May 9, 2015 by Rob Gardiner
Around three weeks ago, I gave a talk on my most recent cycling exploits, in aid of a local charity, GRIPPERS. After I had finished speaking, I was asked – by one of the still conscious members of the audience – whether I had plans to go cycling again. This question, and every permutation of it, has been asked countless times over the past few months. On this occasion, as I had many times before, I replied that I had no immediate plans to go cycling again.
However, just three days after that drowsy audience member asked this oft-repeated question, my answer suddenly changed. Andrew surprised with me the news that he was planning to quit the drudgery of Her Majesty’s Revenue and Customs for the bright lights and gleaming bureaucracy of the Civil Service. This swift career change left him with a few months of liberated unemployment. He was planning to go cycling in Africa: would I like to come?
Anyone who knows me, knows the answer to that question. A hectic few weeks later, a route has emerged, flights have been booked and notice has been given. On 2nd June, we leave England’s fledgling summer behind for the pleasant winter weather of Namibia. The mountains, deserts, plains and deltas of southern Africa await us, as well as a plethora of weird and wonderful wildlife. Or at least what is yet to have been butchered in the name of resurrecting ailing Chinese libidos.
Our route (see it here) will take us north east, towards the Indian Ocean. From Namibia, we hope to cross into Botswana, and then make our way through Zambia, Zimbabwe, Malawi and Tanzania.

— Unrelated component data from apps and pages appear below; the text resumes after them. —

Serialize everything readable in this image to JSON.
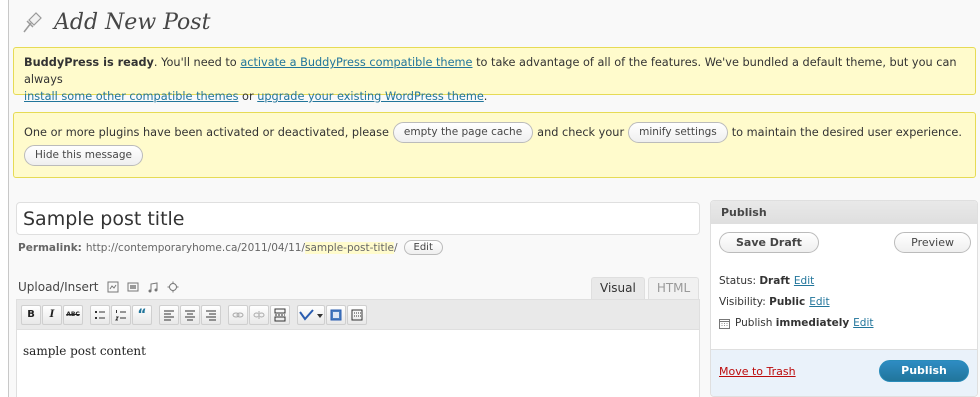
{
  "header": {
    "title": "Add New Post"
  },
  "notices": {
    "buddypress": {
      "lead_bold": "BuddyPress is ready",
      "text1": ". You'll need to ",
      "link1": "activate a BuddyPress compatible theme",
      "text2": " to take advantage of all of the features. We've bundled a default theme, but you can always",
      "link2": "install some other compatible themes",
      "text3": " or ",
      "link3": "upgrade your existing WordPress theme",
      "text4": "."
    },
    "cache": {
      "text1": "One or more plugins have been activated or deactivated, please",
      "button1": "empty the page cache",
      "text2": "and check your",
      "button2": "minify settings",
      "text3": "to maintain the desired user experience.",
      "hide_button": "Hide this message"
    }
  },
  "post": {
    "title_value": "Sample post title",
    "permalink_label": "Permalink:",
    "permalink_base": "http://contemporaryhome.ca/2011/04/11/",
    "permalink_slug": "sample-post-title",
    "permalink_trailing": "/",
    "permalink_edit": "Edit",
    "upload_insert": "Upload/Insert",
    "tabs": [
      "Visual",
      "HTML"
    ],
    "content": "sample post content"
  },
  "toolbar": {
    "bold": "B",
    "italic": "I",
    "strike": "ABC",
    "quote": "“"
  },
  "publish": {
    "heading": "Publish",
    "save_draft": "Save Draft",
    "preview": "Preview",
    "status_label": "Status:",
    "status_value": "Draft",
    "visibility_label": "Visibility:",
    "visibility_value": "Public",
    "schedule_label": "Publish",
    "schedule_value": "immediately",
    "edit": "Edit",
    "trash": "Move to Trash",
    "publish_button": "Publish"
  }
}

If all goes well, we will finish in early August, in Dar Es Salaam, Tanzania.
And to cap off this whirlwind foray into the Southern Hemisphere, a brief Tourient Express reunion is on the cards. Currently whiling away his days serving and consuming beer with characteristic aplomb, Josh has confessed a yearning to return to the saddle once again. Unfortunately, full-time employment rather hinders his ability to flee the country on two wheels, but there are plans afoot for him to join Andrew and me for a short section through Zambia and Malawi.

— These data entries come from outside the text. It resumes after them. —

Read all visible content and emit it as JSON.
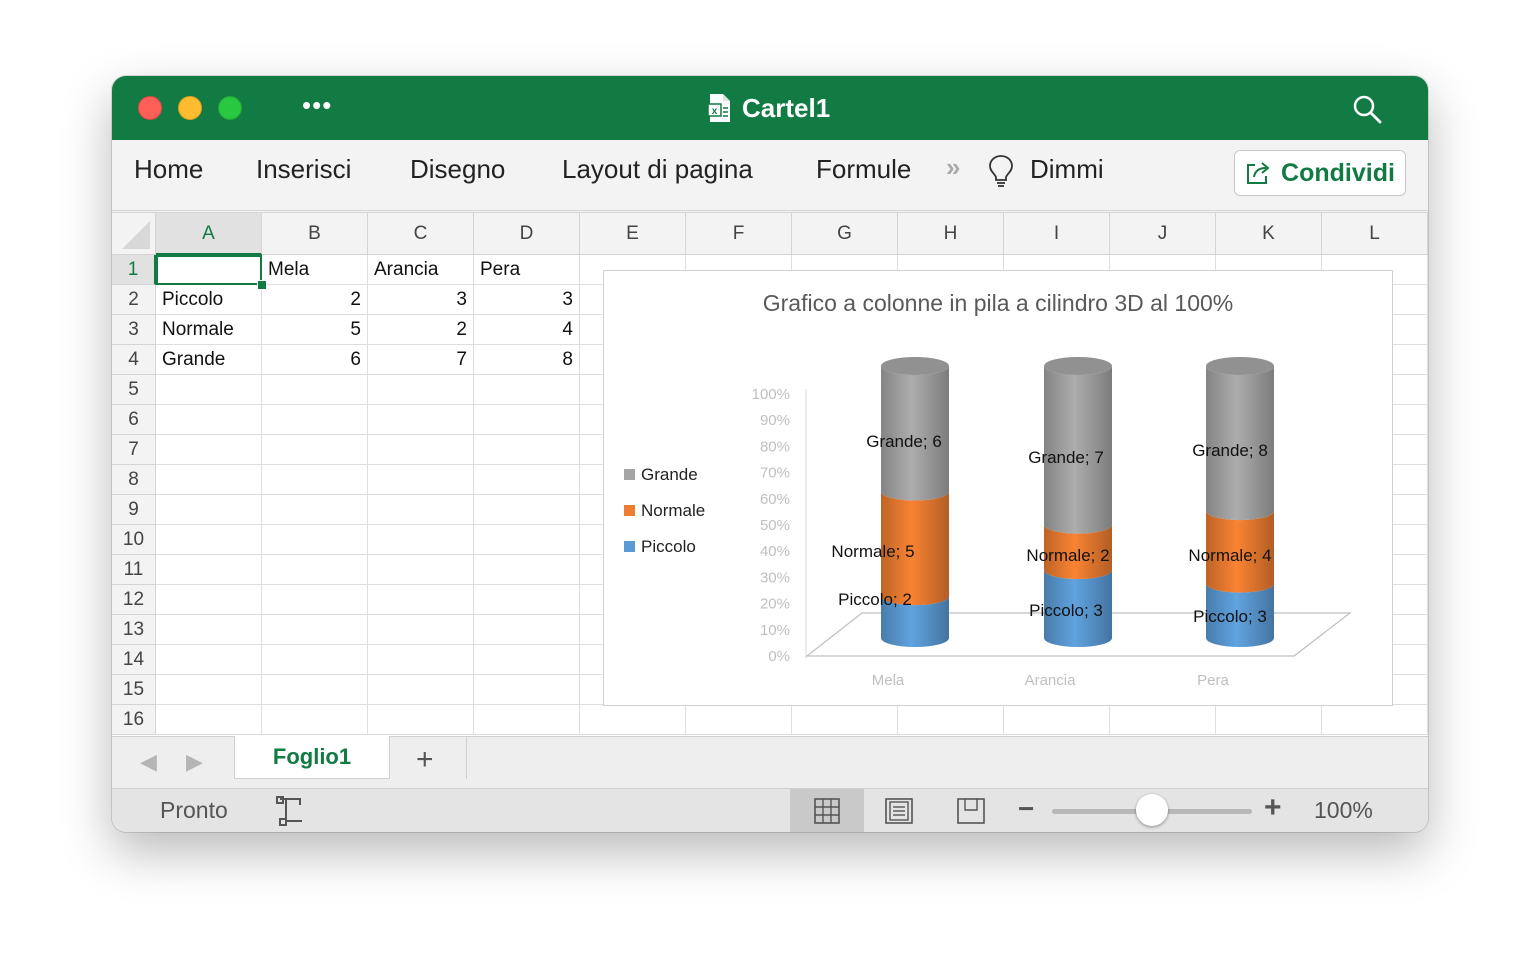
{
  "window": {
    "title": "Cartel1",
    "more_label": "•••"
  },
  "ribbon": {
    "tabs": [
      "Home",
      "Inserisci",
      "Disegno",
      "Layout di pagina",
      "Formule"
    ],
    "overflow": "»",
    "tell_me": "Dimmi",
    "share": "Condividi"
  },
  "grid": {
    "columns": [
      "A",
      "B",
      "C",
      "D",
      "E",
      "F",
      "G",
      "H",
      "I",
      "J",
      "K",
      "L"
    ],
    "rows": [
      "1",
      "2",
      "3",
      "4",
      "5",
      "6",
      "7",
      "8",
      "9",
      "10",
      "11",
      "12",
      "13",
      "14",
      "15",
      "16"
    ],
    "cells": {
      "B1": "Mela",
      "C1": "Arancia",
      "D1": "Pera",
      "A2": "Piccolo",
      "B2": "2",
      "C2": "3",
      "D2": "3",
      "A3": "Normale",
      "B3": "5",
      "C3": "2",
      "D3": "4",
      "A4": "Grande",
      "B4": "6",
      "C4": "7",
      "D4": "8"
    },
    "active_cell": "A1"
  },
  "chart_data": {
    "type": "bar",
    "variant": "3d-cylinder-stacked-100",
    "title": "Grafico a colonne in pila a cilindro 3D al 100%",
    "categories": [
      "Mela",
      "Arancia",
      "Pera"
    ],
    "series": [
      {
        "name": "Piccolo",
        "values": [
          2,
          3,
          3
        ],
        "color": "#5b9bd5"
      },
      {
        "name": "Normale",
        "values": [
          5,
          2,
          4
        ],
        "color": "#ed7d31"
      },
      {
        "name": "Grande",
        "values": [
          6,
          7,
          8
        ],
        "color": "#a5a5a5"
      }
    ],
    "data_labels": [
      [
        "Piccolo; 2",
        "Piccolo; 3",
        "Piccolo; 3"
      ],
      [
        "Normale; 5",
        "Normale; 2",
        "Normale; 4"
      ],
      [
        "Grande; 6",
        "Grande; 7",
        "Grande; 8"
      ]
    ],
    "yticks": [
      "0%",
      "10%",
      "20%",
      "30%",
      "40%",
      "50%",
      "60%",
      "70%",
      "80%",
      "90%",
      "100%"
    ],
    "ylim": [
      0,
      100
    ],
    "legend": "left",
    "legend_order": [
      "Grande",
      "Normale",
      "Piccolo"
    ]
  },
  "sheets": {
    "tabs": [
      "Foglio1"
    ],
    "add": "+",
    "prev": "◀",
    "next": "▶"
  },
  "status": {
    "ready": "Pronto",
    "zoom_minus": "−",
    "zoom_plus": "+",
    "zoom": "100%",
    "zoom_level": 1.0
  }
}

Finally, many people have asked me how we will cope with the obvious danger of fearsome African beasts devouring us in our sleep. Well, this is something to be worried about, but the risk is now lower than ever. Whilst this is good news for cycle tourists such as ourselves, it is sadly indicative of the toll taken on African wildlife by decades of poaching.

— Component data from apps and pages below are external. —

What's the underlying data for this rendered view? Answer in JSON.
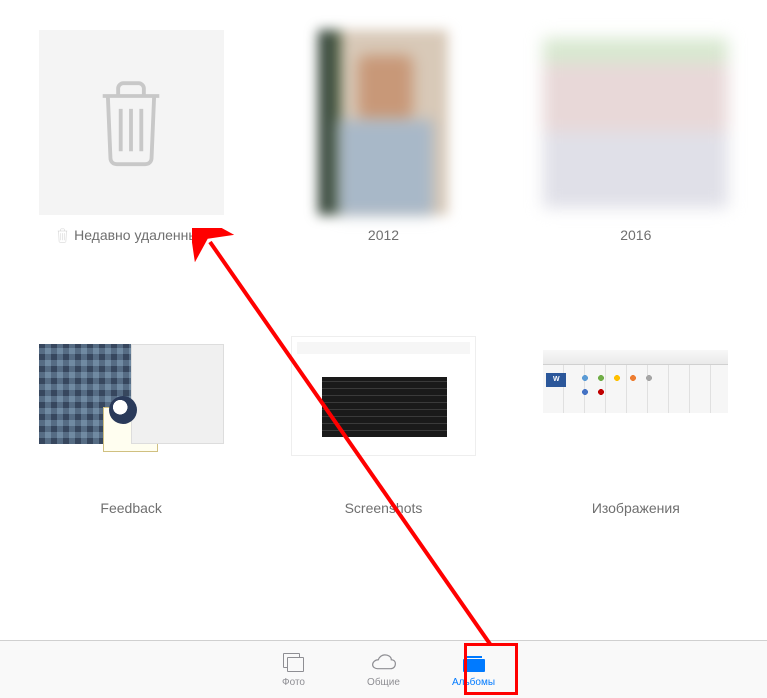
{
  "albums": [
    {
      "id": "recently-deleted",
      "label": "Недавно удаленные"
    },
    {
      "id": "2012",
      "label": "2012"
    },
    {
      "id": "2016",
      "label": "2016"
    },
    {
      "id": "feedback",
      "label": "Feedback"
    },
    {
      "id": "screenshots",
      "label": "Screenshots"
    },
    {
      "id": "images",
      "label": "Изображения"
    }
  ],
  "tabs": {
    "photos": "Фото",
    "shared": "Общие",
    "albums": "Альбомы"
  },
  "active_tab": "albums",
  "colors": {
    "accent": "#007aff",
    "inactive": "#8e8e93",
    "annotation": "#ff0000"
  }
}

Amidst the furore surrounding ebola, ethnic strife and Islamic terrorism, the monumental challenges facing Africa’s natural heritage have been sadly overshadowed. I was lucky enough to recently attend an event that focussed on sustainable wildlife tourism in Africa, hosted by the conservation charity Tusk, in partnership with Steppes Travel. This event highlighted not only on the challenges facing wildlife conservation in Africa, but also the important role of tourism in placing a value on Africa’s unique wildlife.
Therefore, if anyone would like to increase our chances of being eaten by lions, consider travelling to Africa because, to be honest, the odds are fairly heavily stacked in our favour at the moment. And for those worried about ebola, remember that avoiding eastern or southern Africa because of ebola, is akin to not visiting Stonehenge because of the crisis in Ukraine.
Last of all, on a more cheerful note, if anyone is interested in reading about something other than masochistic cycling expeditions, please check out my friend Charlotte’s blog, Southeastern Promises. A few days after I leave for Africa, she will be setting off, alone, to explore Southeast Asia, and she takes much better photos than I do.